Work required. Print the listing once more, exactly as it stands.
_ _ _ _ _
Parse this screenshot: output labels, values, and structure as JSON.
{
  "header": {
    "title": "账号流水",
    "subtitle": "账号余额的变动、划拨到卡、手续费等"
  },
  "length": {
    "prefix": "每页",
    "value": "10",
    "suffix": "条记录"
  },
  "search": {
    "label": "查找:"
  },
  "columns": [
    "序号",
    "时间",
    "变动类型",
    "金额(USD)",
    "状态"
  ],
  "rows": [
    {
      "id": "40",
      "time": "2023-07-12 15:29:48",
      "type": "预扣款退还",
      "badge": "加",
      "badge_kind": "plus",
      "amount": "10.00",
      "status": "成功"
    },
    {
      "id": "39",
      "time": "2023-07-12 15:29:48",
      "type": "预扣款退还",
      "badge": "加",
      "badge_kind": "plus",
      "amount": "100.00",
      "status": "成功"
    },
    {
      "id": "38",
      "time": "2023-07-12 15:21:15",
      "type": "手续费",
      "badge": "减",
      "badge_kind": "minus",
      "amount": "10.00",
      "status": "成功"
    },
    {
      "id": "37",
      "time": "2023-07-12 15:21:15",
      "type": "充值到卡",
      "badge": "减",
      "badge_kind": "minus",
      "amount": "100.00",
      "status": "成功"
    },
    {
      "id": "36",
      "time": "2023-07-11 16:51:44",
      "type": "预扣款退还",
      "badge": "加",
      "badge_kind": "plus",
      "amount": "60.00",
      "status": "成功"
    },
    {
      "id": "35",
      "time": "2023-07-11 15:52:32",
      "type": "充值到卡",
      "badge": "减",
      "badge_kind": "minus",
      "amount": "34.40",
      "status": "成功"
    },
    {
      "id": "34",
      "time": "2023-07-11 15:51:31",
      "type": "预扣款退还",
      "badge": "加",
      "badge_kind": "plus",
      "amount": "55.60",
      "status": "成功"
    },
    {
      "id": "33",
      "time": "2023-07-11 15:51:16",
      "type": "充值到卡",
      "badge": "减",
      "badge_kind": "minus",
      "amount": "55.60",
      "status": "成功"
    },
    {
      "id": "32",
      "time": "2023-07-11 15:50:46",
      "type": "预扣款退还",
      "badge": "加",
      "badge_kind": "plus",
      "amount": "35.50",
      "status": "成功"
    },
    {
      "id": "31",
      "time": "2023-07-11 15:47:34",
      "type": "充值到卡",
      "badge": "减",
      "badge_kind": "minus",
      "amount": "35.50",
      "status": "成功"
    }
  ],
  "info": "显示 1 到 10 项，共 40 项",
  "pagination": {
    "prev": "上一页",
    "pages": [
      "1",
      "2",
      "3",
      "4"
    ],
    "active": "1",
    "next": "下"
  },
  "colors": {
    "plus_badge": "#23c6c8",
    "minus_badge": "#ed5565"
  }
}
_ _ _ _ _
Reply to the task.
Parse this screenshot: output labels, values, and structure as JSON.
{
  "header": {
    "title": "账号流水",
    "subtitle": "账号余额的变动、划拨到卡、手续费等"
  },
  "length": {
    "prefix": "每页",
    "value": "10",
    "suffix": "条记录"
  },
  "search": {
    "label": "查找:"
  },
  "columns": [
    "序号",
    "时间",
    "变动类型",
    "金额(USD)",
    "状态"
  ],
  "rows": [
    {
      "id": "40",
      "time": "2023-07-12 15:29:48",
      "type": "预扣款退还",
      "badge": "加",
      "badge_kind": "plus",
      "amount": "10.00",
      "status": "成功"
    },
    {
      "id": "39",
      "time": "2023-07-12 15:29:48",
      "type": "预扣款退还",
      "badge": "加",
      "badge_kind": "plus",
      "amount": "100.00",
      "status": "成功"
    },
    {
      "id": "38",
      "time": "2023-07-12 15:21:15",
      "type": "手续费",
      "badge": "减",
      "badge_kind": "minus",
      "amount": "10.00",
      "status": "成功"
    },
    {
      "id": "37",
      "time": "2023-07-12 15:21:15",
      "type": "充值到卡",
      "badge": "减",
      "badge_kind": "minus",
      "amount": "100.00",
      "status": "成功"
    },
    {
      "id": "36",
      "time": "2023-07-11 16:51:44",
      "type": "预扣款退还",
      "badge": "加",
      "badge_kind": "plus",
      "amount": "60.00",
      "status": "成功"
    },
    {
      "id": "35",
      "time": "2023-07-11 15:52:32",
      "type": "充值到卡",
      "badge": "减",
      "badge_kind": "minus",
      "amount": "34.40",
      "status": "成功"
    },
    {
      "id": "34",
      "time": "2023-07-11 15:51:31",
      "type": "预扣款退还",
      "badge": "加",
      "badge_kind": "plus",
      "amount": "55.60",
      "status": "成功"
    },
    {
      "id": "33",
      "time": "2023-07-11 15:51:16",
      "type": "充值到卡",
      "badge": "减",
      "badge_kind": "minus",
      "amount": "55.60",
      "status": "成功"
    },
    {
      "id": "32",
      "time": "2023-07-11 15:50:46",
      "type": "预扣款退还",
      "badge": "加",
      "badge_kind": "plus",
      "amount": "35.50",
      "status": "成功"
    },
    {
      "id": "31",
      "time": "2023-07-11 15:47:34",
      "type": "充值到卡",
      "badge": "减",
      "badge_kind": "minus",
      "amount": "35.50",
      "status": "成功"
    }
  ],
  "info": "显示 1 到 10 项，共 40 项",
  "pagination": {
    "prev": "上一页",
    "pages": [
      "1",
      "2",
      "3",
      "4"
    ],
    "active": "1",
    "next": "下"
  },
  "colors": {
    "plus_badge": "#23c6c8",
    "minus_badge": "#ed5565"
  }
}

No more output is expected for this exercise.